Oh please, rub it in that I'll be missing this film while I'm in Berlin! I've been waiting ages to see an Astruc. We need to spread the word on this screening.

February 5, 2008 at 10:23 PM  
Blogger dave said...

I'll probably go to this, though I'm not that familiar with Astruc (even critically) beyond his idea of the camera as a caméra-stylo. Dan (or Danny), can you point me to some good articles that might prime me?

Danny, no complaining, you'll be at the Berlinale!

Speaking of must-sees, I'll be spending the evening at tomorrow's MoMA program, starting with Chantal Akerman's Portrait d'une jeune fille de la fin des années 60 à Bruxelles - which BLEW ME AWAY when I saw it yesterday - followed by a Claire Denis episode from the same series and then Beau Travail. I'm sure this was already on your radar, but I really can't speak highly enough of the Akerman film.

February 5, 2008 at 11:28 PM  
Blogger Dan Sallitt said...

Dave - I was going to have to miss the Akerman, but I just rerouted my life so I can be there.

I don't think there's any really good text on Astruc available in English. Certainly the best-known piece about him is Godard's review of Une Vie, translated in Godard on Godard - you might be able to read it here. It's one of Godard's more out-there pieces. Truffaut wrote something more concrete on Astruc's previous film Les Mauvaises Rencontres, which is reprinted in The Films in My Life. Reading these two pieces and fusing them in your mind might give you a fix on how Astruc was regarded. Like Vadim, he gave the Cahiers critics a vision of what the cinema they envisioned might be like, how people might behave in it.

You can find a decent overview of Astruc's career in the second volume of World Film Directors, and also in Roy Armes' French Cinema Since 1946 books. Dudley Andrew gives an abbreviated appraisal of Astruc's writings and films here.

February 6, 2008 at 12:15 PM  
Blogger Vadim said...

Thanks for the heads-up Dan...I'd never heard of this, but it sounds kind of unmissable now. (Kids these days.) I can just barely make it before heading to my evening shift.

February 7, 2008 at 10:57 AM  
Anonymous Anonymous said...

Dan, I have not seen the Astruc film. My favorite film based on Maupassant short stories is the wonderful LE PLAISIR, directed by Max Ophüls.
Another lovely film based on a literary text, this time by Chekhov, is Douglas Sirk's SUMMER STORM. I have not seen that film for years, but would love to see it again.
Peter

February 24, 2008 at 5:41 AM  
Blogger Dan Sallitt said...

Peter - Summer Storm is really good, isn't it. If the rest of Sirk's career didn't exist, people would find that film and be amazed at its existence.

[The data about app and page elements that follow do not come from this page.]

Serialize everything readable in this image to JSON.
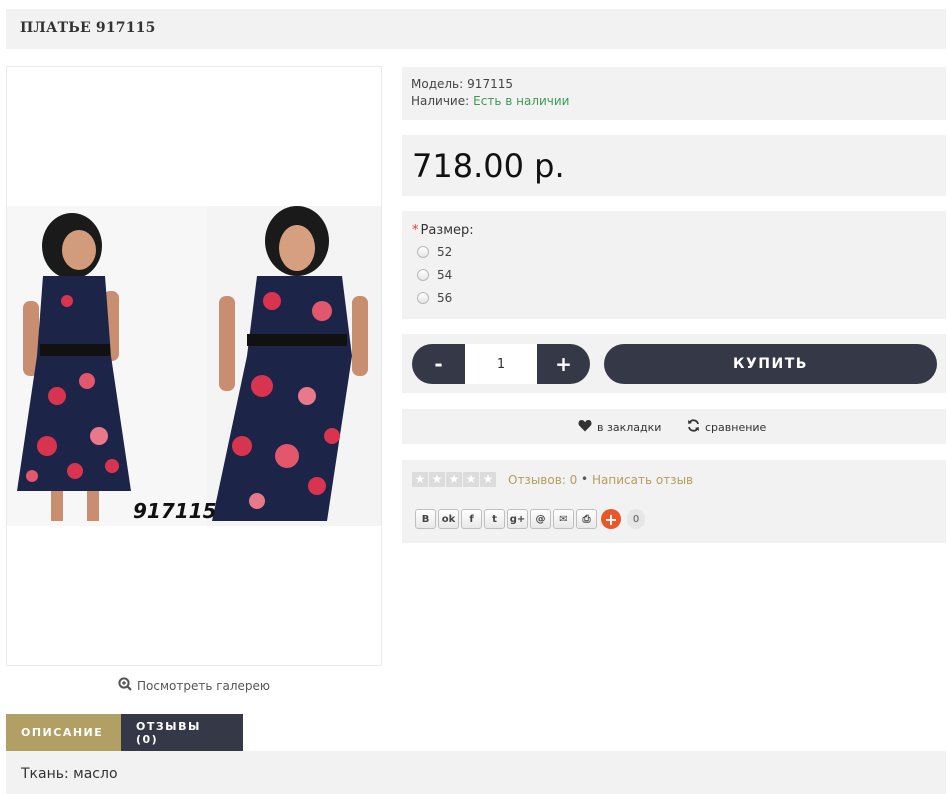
{
  "product": {
    "title": "ПЛАТЬЕ 917115",
    "photo_caption": "917115"
  },
  "info": {
    "model_label": "Модель:",
    "model_value": "917115",
    "stock_label": "Наличие:",
    "stock_value": "Есть в наличии"
  },
  "price": "718.00 р.",
  "size": {
    "required_mark": "*",
    "label": "Размер:",
    "options": [
      "52",
      "54",
      "56"
    ]
  },
  "cart": {
    "minus": "-",
    "quantity": "1",
    "plus": "+",
    "buy_label": "КУПИТЬ"
  },
  "actions": {
    "wishlist": "в закладки",
    "compare": "сравнение"
  },
  "reviews": {
    "rating": 0,
    "count_label": "Отзывов: 0",
    "separator": "•",
    "write_label": "Написать отзыв"
  },
  "share": {
    "buttons": [
      "vk-icon",
      "odnoklassniki-icon",
      "facebook-icon",
      "twitter-icon",
      "google-plus-icon",
      "mail-ru-icon",
      "email-icon",
      "print-icon"
    ],
    "count": "0"
  },
  "gallery_link": "Посмотреть галерею",
  "tabs": {
    "description": "ОПИСАНИЕ",
    "reviews": "ОТЗЫВЫ (0)"
  },
  "description_text": "Ткань: масло",
  "colors": {
    "accent_gold": "#b19f63",
    "dark_button": "#353846",
    "in_stock_green": "#3d9b58",
    "panel_bg": "#f2f2f2"
  }
}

Une Vie turned out to be even better than I remembered: amazingly controlled, gorgeous to look at, full of little flashes of mystery and subjectivity. Somehow it reminded me of Welles more than anyone else: there's something about the way Astruc relies on foreground-background perspective, and even exaggerates it a bit as a way of creating a visual map for the viewer.

February 25, 2008 at 5:05 PM  
Anonymous Anonymous said...

"Summer Storm" is probably my favorite Sirk film. It is a shame that it seems to be unavailable on vhs or dvd.
Peter

February 26, 2008 at 4:03 AM  
Blogger girish said...

I love Summer Storm too. It's available to the public for viewing on videotape in the Film Reference Library in downtown Toronto (if any lovers of the film happen to be in the area and in the mood). They have a nice collection of rare material even if it takes a while to sift through their records to identify it. Some hard-to-find films I've seen there include Claire Denis's U.S. Go Home, Edward Yang's A Confucian Confusion, and Assasyas' Cold Water, etc.

February 26, 2008 at 7:25 AM  
Anonymous Anonymous said...

I forgot to mention another great film based on a literary text. I refer to Albert Lewin's "The Private Affairs of Bel Ami", based on Maupassant's novel.
Peter

February 27, 2008 at 1:41 AM  
Blogger Dan Sallitt said...

Girish - thanks for the tip on Toronto's Film Reference Library. Looks as if their film holdings aren't available online.

Peter - I really like The Private Affairs of Bel Ami too - it's my favorite Albert Lewin film (though not the only good one). Maybe Maupassant needs some auteur study....

February 28, 2008 at 8:10 AM  

Post a Comment

Subscribe to Post Comments [Atom]

Links to this post:

Create a Link

<< Home